Bob Ehle of KWIX Radio contributed to this story
State Senator Brian Munzlinger (R-Williamstown) says a group of state Senators is using every Senate rule possible to derail the chamber’s business. He tells Missourinet Moberly affiliate KWIX Radio that there is unprecedented tension among Senators this session.
“They just do everything they can to throw up roadblocks. This late in the session, every hour that goes by, another bill dies. It’s not good,” says Munzlinger during a live show this week at the state Capitol. “It is crazy and they have no respect for the rest of us Senate members. I’ve been here for 15 years. I’ve never seen anything like it.”
Munzlinger declined to name those responsible.
Attack ads have reportedly been released by Republican Governor Eric Greitens’ political action committee against five Republicans and one Democrat – Senators Rob Schaaf, Bob Dixon, Jason Holsman, Doug Libla, Gary Romine and Ryan Silvey. The PAC claims the Senators are blocking the passage legislation that is meant to protect law enforcement when an officer is attacked.
The PAC – A New Missouri – was created to support Greitens’ agenda. An advisor to Greitens, Austin Chambers, heads the PAC. Schaaf says Chambers takes marching orders from Greitens.
Schaaf, a Republican, has led several recent solo filibusters that brought Senate floor action to a halt. In a recent unprecedented move, he also had each House bill that is largely supported be removed from a position that’s meant to streamline the legislative process.

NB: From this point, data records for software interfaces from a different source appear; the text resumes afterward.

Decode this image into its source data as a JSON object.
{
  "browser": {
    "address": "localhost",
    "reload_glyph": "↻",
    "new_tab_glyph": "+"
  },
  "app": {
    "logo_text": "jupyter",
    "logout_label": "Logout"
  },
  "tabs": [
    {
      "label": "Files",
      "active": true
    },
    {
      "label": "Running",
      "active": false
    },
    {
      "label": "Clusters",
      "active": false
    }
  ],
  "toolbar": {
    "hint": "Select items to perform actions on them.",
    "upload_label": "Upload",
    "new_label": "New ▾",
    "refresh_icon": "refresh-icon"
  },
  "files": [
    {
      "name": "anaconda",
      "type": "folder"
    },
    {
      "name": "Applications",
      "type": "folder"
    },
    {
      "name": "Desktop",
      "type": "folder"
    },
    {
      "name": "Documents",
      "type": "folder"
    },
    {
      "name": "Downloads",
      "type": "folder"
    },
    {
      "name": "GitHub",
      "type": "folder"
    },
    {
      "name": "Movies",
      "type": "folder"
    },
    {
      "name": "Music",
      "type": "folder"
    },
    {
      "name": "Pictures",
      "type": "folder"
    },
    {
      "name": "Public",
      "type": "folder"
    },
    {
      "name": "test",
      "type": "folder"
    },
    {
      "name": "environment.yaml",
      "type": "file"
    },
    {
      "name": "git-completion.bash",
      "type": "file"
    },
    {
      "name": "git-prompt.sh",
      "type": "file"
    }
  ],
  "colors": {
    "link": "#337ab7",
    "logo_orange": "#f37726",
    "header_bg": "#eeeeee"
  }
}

Schaaf has also taken aim this session at Greitens for the governor’s refusal to release details about some campaign contributions or so-called dark money. He has sponsored past legislation to reign in on lavish campaign contributions.
Schaaf and other members have been lobbying for the Senate to debate ethics related measures, including restrictions from special interests to legislators. Members against such legislation have been pushing back and might not allow the debate to happen.
The first bill out of the House this session was one that limits lobbyists gifts to lawmakers.
Silvey sent a letter this week to Senate President Pro Tem Ron Richard (R-Joplin) that mocked Richard for not choosing Silvey to serve on the Senate Budget Conference Committee. Silvey, a Republican, is the vice chairman of the Senate Appropriations Committee. Silvey’s office does not recall a time in Missouri history when a state Senate Budget Committee chairman and vice chairman have not been chosen to serve on the conference committee.
The relationship between Silvey and Richard took a rigid turn this session when Richard chose Sen. Dan Brown (R-Rolla) instead of Silvey to serve as the Senate Appropriations Committee chairman. Some speculate that Silvey’s opposition to legislation that bans mandatory union fees cost him the position. Brown sponsored the Right-to-Work bill that has been signed into law.
The legislature has sent the governor 15 bills and five resolutions so far this session. Since Senate and budget work has been stalled, Munzlinger says Republicans might not have enough time to accomplish other priorities before the regular session ends next Friday.
“I do look for a special session. We’ve had a lot of minor bills. We’ve had some very major bills that have yet to be done,” says Munzlinger.
Governor Greitens has not ruled out a special session. Missouri taxpayers would have to foot the bill for a special session.